Are you so sure that the majority of people in the village would not support dissolution? As far as the concern for local intimacy I doubt it would be lost by going from a population of 4000 people to 7000 people. We are not talking about New York City taking over Westchester County. I do admit that given the current economic circumstances this state is experiencing, I doubt there will be any money for consolidation purposes. Given the current acrimony that is on display twice a month at village and town board meetings one could envision one board. Thoughtful, planned growth would certainly be more attainable if we eliminated one layer of bureaucracy. One way to put this issue to rest would be to have a referendum. . Once the voters have said their piece it should end.One thing we would have to avoid is a scenario similar to the school merger. In that case they kept putting it on the ballot till the desired results were achieved by the proponents.

Sean said...

I have no idea what Cobleskill village voters want.

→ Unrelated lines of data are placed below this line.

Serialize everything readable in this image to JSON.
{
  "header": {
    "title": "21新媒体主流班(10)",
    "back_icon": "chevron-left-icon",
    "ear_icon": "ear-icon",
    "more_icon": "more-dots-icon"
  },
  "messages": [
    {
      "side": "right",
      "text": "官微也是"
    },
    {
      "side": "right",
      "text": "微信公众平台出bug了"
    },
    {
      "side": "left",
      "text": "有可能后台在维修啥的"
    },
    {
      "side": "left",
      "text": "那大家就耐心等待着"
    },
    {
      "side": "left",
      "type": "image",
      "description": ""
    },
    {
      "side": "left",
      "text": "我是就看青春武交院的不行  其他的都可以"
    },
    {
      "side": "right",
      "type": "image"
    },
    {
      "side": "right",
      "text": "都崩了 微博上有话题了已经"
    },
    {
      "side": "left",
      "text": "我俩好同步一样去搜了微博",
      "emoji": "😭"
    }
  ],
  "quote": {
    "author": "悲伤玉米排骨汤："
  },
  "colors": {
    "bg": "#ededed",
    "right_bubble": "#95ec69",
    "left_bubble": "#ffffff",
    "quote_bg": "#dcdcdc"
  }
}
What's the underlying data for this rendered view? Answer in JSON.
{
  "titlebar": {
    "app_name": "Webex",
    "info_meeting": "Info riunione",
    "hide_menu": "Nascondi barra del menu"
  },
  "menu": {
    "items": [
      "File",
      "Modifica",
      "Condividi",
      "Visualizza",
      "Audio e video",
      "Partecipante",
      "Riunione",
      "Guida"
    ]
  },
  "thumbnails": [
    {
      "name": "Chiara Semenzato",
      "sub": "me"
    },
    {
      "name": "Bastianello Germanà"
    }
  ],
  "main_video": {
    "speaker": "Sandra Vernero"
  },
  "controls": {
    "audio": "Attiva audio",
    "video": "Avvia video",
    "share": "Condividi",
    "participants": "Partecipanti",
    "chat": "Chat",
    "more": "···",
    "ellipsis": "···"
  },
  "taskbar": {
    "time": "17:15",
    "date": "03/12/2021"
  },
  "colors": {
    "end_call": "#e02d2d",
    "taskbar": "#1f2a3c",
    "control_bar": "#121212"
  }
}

All I can say is that it would be a mistake for them to support dissolution.

What you call a "layer of bureaucracy", I call a forum for discussion of local concerns that affords residents the opportunity to serve on boards that make decisions about their immediate community and to focus on issues that uniquely affect the village.

I could easily imagine lost intimacy going from a population of 4000 to 7000. Automatically, village issues would be overshadowed by whatever the town board is concerned with, most likely how to appease big box developers and mystery companies.

As for the argument that "thoughtful, planned growth would be more attainable if we eliminated one layer of bureaucracy", I see that as merely wishful thinking.

"thoughful, planned growth" is unlikely when land developers and realtors are running planning and zoning boards. The number of layers of bureaucracy has little to do with it.

Why should there be a referendum? Because 2 people in the village want it dissolved?